━━ RECORDS
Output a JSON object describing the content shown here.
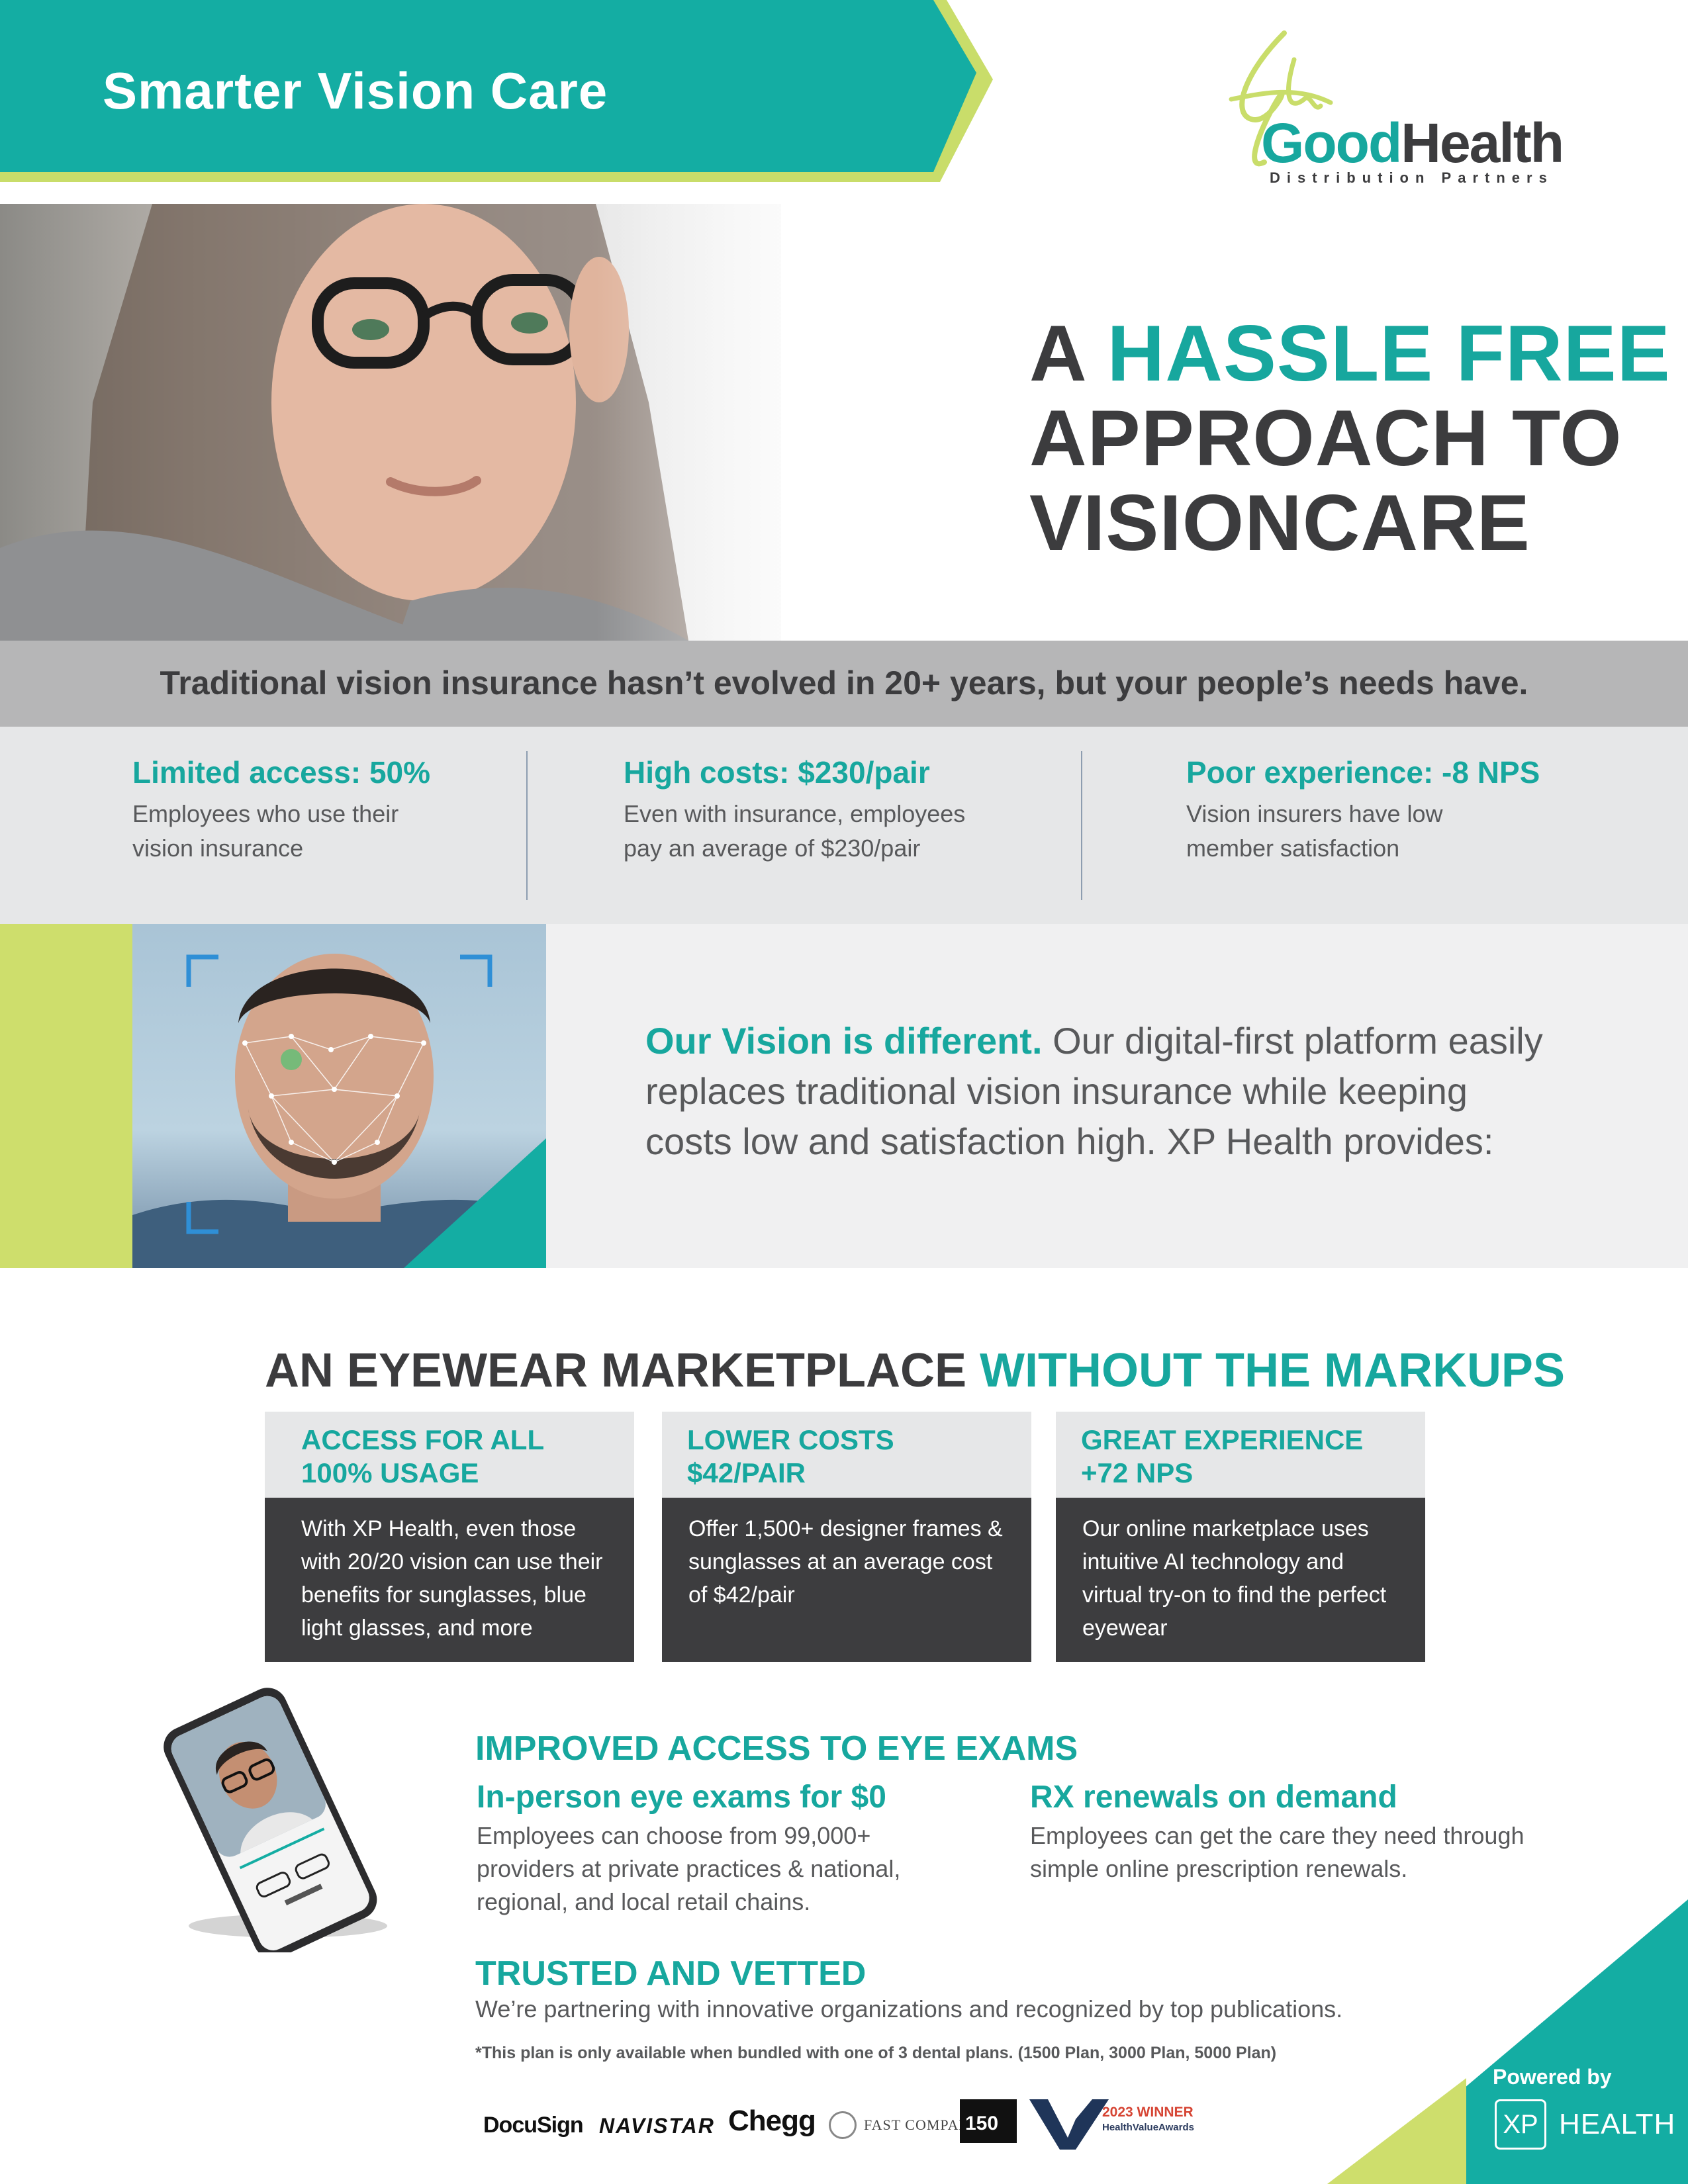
{
  "banner": {
    "title": "Smarter Vision Care"
  },
  "logo": {
    "good": "Good",
    "health": "Health",
    "subtitle": "Distribution Partners"
  },
  "hero": {
    "line1_a": "A ",
    "line1_b": "HASSLE FREE",
    "line2": "APPROACH TO",
    "line3": "VISIONCARE"
  },
  "band": {
    "text": "Traditional vision insurance hasn’t evolved in 20+ years, but your people’s needs have."
  },
  "stats": [
    {
      "title": "Limited access: 50%",
      "body1": "Employees who use their",
      "body2": "vision insurance"
    },
    {
      "title": "High costs: $230/pair",
      "body1": "Even with insurance, employees",
      "body2": "pay an average of $230/pair"
    },
    {
      "title": "Poor experience: -8 NPS",
      "body1": "Vision insurers have low",
      "body2": "member satisfaction"
    }
  ],
  "vision": {
    "lead": "Our Vision is different.",
    "body": " Our digital-first platform easily replaces traditional vision insurance while keeping costs low and satisfaction high. XP Health provides:"
  },
  "marketplace": {
    "heading_a": "AN EYEWEAR MARKETPLACE ",
    "heading_b": "WITHOUT THE MARKUPS",
    "cards": [
      {
        "head1": "ACCESS FOR ALL",
        "head2": "100% USAGE",
        "body": "With XP Health, even those with 20/20 vision can use their benefits for sunglasses, blue light glasses, and more"
      },
      {
        "head1": "LOWER COSTS",
        "head2": "$42/PAIR",
        "body": "Offer 1,500+ designer frames & sunglasses at an average cost of $42/pair"
      },
      {
        "head1": "GREAT EXPERIENCE",
        "head2": "+72 NPS",
        "body": "Our online marketplace uses intuitive AI technology and virtual try-on to find the perfect eyewear"
      }
    ]
  },
  "exams": {
    "heading": "IMPROVED ACCESS TO EYE EXAMS",
    "items": [
      {
        "title": "In-person eye exams for $0",
        "body": "Employees can choose from 99,000+ providers at private practices & national, regional, and local retail chains."
      },
      {
        "title": "RX renewals on demand",
        "body": "Employees can get the care they need through simple online prescription renewals."
      }
    ]
  },
  "trusted": {
    "heading": "TRUSTED AND VETTED",
    "body": "We’re partnering with innovative organizations and recognized by top publications.",
    "disclaimer": "*This plan is only available when bundled with one of 3 dental plans. (1500 Plan, 3000 Plan, 5000 Plan)"
  },
  "brands": {
    "docusign": "DocuSign",
    "navistar": "NAVISTAR",
    "chegg": "Chegg",
    "fastco": "FAST COMPANY",
    "num150": "150",
    "award_year": "2023 WINNER",
    "award_name": "HealthValueAwards"
  },
  "powered": {
    "label": "Powered by",
    "xp": "XP",
    "health": "HEALTH"
  },
  "colors": {
    "teal": "#17a79e",
    "lime": "#cede6c",
    "dark": "#3c3c3e",
    "gray_band": "#b6b6b7"
  }
}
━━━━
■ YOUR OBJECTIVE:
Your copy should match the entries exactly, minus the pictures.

■ EXERCISE ANSWER:
Output a JSON object describing the content shown here.
{
  "banner": {
    "title": "Smarter Vision Care"
  },
  "logo": {
    "good": "Good",
    "health": "Health",
    "subtitle": "Distribution Partners"
  },
  "hero": {
    "line1_a": "A ",
    "line1_b": "HASSLE FREE",
    "line2": "APPROACH TO",
    "line3": "VISIONCARE"
  },
  "band": {
    "text": "Traditional vision insurance hasn’t evolved in 20+ years, but your people’s needs have."
  },
  "stats": [
    {
      "title": "Limited access: 50%",
      "body1": "Employees who use their",
      "body2": "vision insurance"
    },
    {
      "title": "High costs: $230/pair",
      "body1": "Even with insurance, employees",
      "body2": "pay an average of $230/pair"
    },
    {
      "title": "Poor experience: -8 NPS",
      "body1": "Vision insurers have low",
      "body2": "member satisfaction"
    }
  ],
  "vision": {
    "lead": "Our Vision is different.",
    "body": " Our digital-first platform easily replaces traditional vision insurance while keeping costs low and satisfaction high. XP Health provides:"
  },
  "marketplace": {
    "heading_a": "AN EYEWEAR MARKETPLACE ",
    "heading_b": "WITHOUT THE MARKUPS",
    "cards": [
      {
        "head1": "ACCESS FOR ALL",
        "head2": "100% USAGE",
        "body": "With XP Health, even those with 20/20 vision can use their benefits for sunglasses, blue light glasses, and more"
      },
      {
        "head1": "LOWER COSTS",
        "head2": "$42/PAIR",
        "body": "Offer 1,500+ designer frames & sunglasses at an average cost of $42/pair"
      },
      {
        "head1": "GREAT EXPERIENCE",
        "head2": "+72 NPS",
        "body": "Our online marketplace uses intuitive AI technology and virtual try-on to find the perfect eyewear"
      }
    ]
  },
  "exams": {
    "heading": "IMPROVED ACCESS TO EYE EXAMS",
    "items": [
      {
        "title": "In-person eye exams for $0",
        "body": "Employees can choose from 99,000+ providers at private practices & national, regional, and local retail chains."
      },
      {
        "title": "RX renewals on demand",
        "body": "Employees can get the care they need through simple online prescription renewals."
      }
    ]
  },
  "trusted": {
    "heading": "TRUSTED AND VETTED",
    "body": "We’re partnering with innovative organizations and recognized by top publications.",
    "disclaimer": "*This plan is only available when bundled with one of 3 dental plans. (1500 Plan, 3000 Plan, 5000 Plan)"
  },
  "brands": {
    "docusign": "DocuSign",
    "navistar": "NAVISTAR",
    "chegg": "Chegg",
    "fastco": "FAST COMPANY",
    "num150": "150",
    "award_year": "2023 WINNER",
    "award_name": "HealthValueAwards"
  },
  "powered": {
    "label": "Powered by",
    "xp": "XP",
    "health": "HEALTH"
  },
  "colors": {
    "teal": "#17a79e",
    "lime": "#cede6c",
    "dark": "#3c3c3e",
    "gray_band": "#b6b6b7"
  }
}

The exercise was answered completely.